Platynereis and zebrafish embryos were fixed in 4% paraformaldehyde in phosphate-buffered saline (PBS) plus 0.1% Tween® 20 (PTW) for 2 h. Drosophila embryos were dechorionated in 50% bleach, fixed in a biphasic mixture of heptane, PBS, and 40% formaldehyde as 1:0.3:0.03 for 20 min and devitellinized in 1:1 heptane, MeOH. Embryos were stored in methanol at -20°C and rehydrated in a 75%/50%/25% methanol/PTW series, 5 min each, rinsed two times for 5 min in PTW and digested for 1 min in 100 µg/mL proteinase K. Embryos were rinsed twice in 2 mg/mL glycine/PTW, post-fixed for 20 min in 4% paraformaldehyde/PTW, and rinsed five times for 5 min in PTW. After prehybridization for 1 h in Hyb-Mix [50% formamide, 5× standard saline citrate (SSC), 50 µg/mL heparin, 0.1% Tween 20, 5 mg/mL torula RNA] at 65°C, DIG-11-UTP-labeled RNA probe, denatured at 80°C for 10 min in Hyb-Mix, was added to the prehybridized embryos. Hybridization was carried out overnight at 65°C. Embryos were washed twice in 50% formamide/2× SSC/0.1% Tween 20, twice in 2× SSC/0.1% Tween 20, and twice in 0.2× SSC/0.1% Tween 20 for 30 min at 65°C each. Embryos were blocked in 5% sheep serum in PTW for 1 h at room temperature and incubated in 1:2000 anti-DIG antibody (Roche, Indianapolis, IN, USA) in PTW/5% sheep serum overnight at 4°C. Optionally, mouse anti-acetyl-ated tubulin (Sigma, St. Louis, MO,USA) and rabbit anti-green fluorescent protein (GFP) antibodies were also added at this step at 1:500. After six PTW washes, 10 min each, embryos were rinsed in staining buffer (100 mM Tris, pH 9.5, 100 mM NaCl, 50 mM MgCl2, 0.1% Tween 20) and stained for several hours in 337.5 µg/mL NBT and 175 µg/mL BCIP in staining buffer. Staining was stopped in pH 7.5 staining buffer, without NBT/BCIP, and embryos were mounted in glycerol. For the immunostained samples, fluorescein isothiocyanate (FITC) and tetramethylrhodamine isothiocyanate (TRITC) coupled anti-mouse and rabbit secondary antibodies (Jackson ImmunoResearch, West Grove, PA, USA), diluted as 1:250, were used in PTW/5% sheep serum following the NBT/BCIP staining step.

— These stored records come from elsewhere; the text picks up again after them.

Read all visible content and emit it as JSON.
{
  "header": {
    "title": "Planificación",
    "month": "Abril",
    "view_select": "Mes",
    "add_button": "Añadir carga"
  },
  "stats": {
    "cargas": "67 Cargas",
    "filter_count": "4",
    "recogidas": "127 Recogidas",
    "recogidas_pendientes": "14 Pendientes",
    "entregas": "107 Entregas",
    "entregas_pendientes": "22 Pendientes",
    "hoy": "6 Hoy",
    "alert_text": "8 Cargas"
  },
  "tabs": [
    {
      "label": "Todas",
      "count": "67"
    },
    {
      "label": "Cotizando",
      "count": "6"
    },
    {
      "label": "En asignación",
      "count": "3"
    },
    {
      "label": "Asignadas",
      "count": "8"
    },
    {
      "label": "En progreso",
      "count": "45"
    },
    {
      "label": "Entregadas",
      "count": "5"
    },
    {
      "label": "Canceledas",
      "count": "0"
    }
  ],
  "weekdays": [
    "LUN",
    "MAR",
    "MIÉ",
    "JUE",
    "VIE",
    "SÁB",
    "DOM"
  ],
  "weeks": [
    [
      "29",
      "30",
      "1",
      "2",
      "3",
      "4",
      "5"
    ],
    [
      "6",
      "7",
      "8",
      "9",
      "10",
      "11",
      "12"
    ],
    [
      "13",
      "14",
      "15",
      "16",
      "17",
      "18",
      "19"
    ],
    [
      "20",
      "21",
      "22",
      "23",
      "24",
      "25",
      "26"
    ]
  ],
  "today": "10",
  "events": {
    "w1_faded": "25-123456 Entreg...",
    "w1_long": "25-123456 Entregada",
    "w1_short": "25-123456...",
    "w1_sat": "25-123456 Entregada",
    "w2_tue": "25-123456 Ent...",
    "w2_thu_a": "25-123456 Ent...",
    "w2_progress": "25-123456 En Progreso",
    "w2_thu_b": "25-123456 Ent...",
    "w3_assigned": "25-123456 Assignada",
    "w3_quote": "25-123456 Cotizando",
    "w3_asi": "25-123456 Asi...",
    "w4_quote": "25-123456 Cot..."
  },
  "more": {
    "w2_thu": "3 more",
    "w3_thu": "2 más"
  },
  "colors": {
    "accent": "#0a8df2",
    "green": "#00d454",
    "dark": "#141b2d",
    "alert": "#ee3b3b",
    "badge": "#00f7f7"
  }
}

Embryos were incubated with secondary antibodies overnight at 4°C, washed in PTW six times for 10 min, and mounted in glycerol with 2.5 mg/mL DABCO.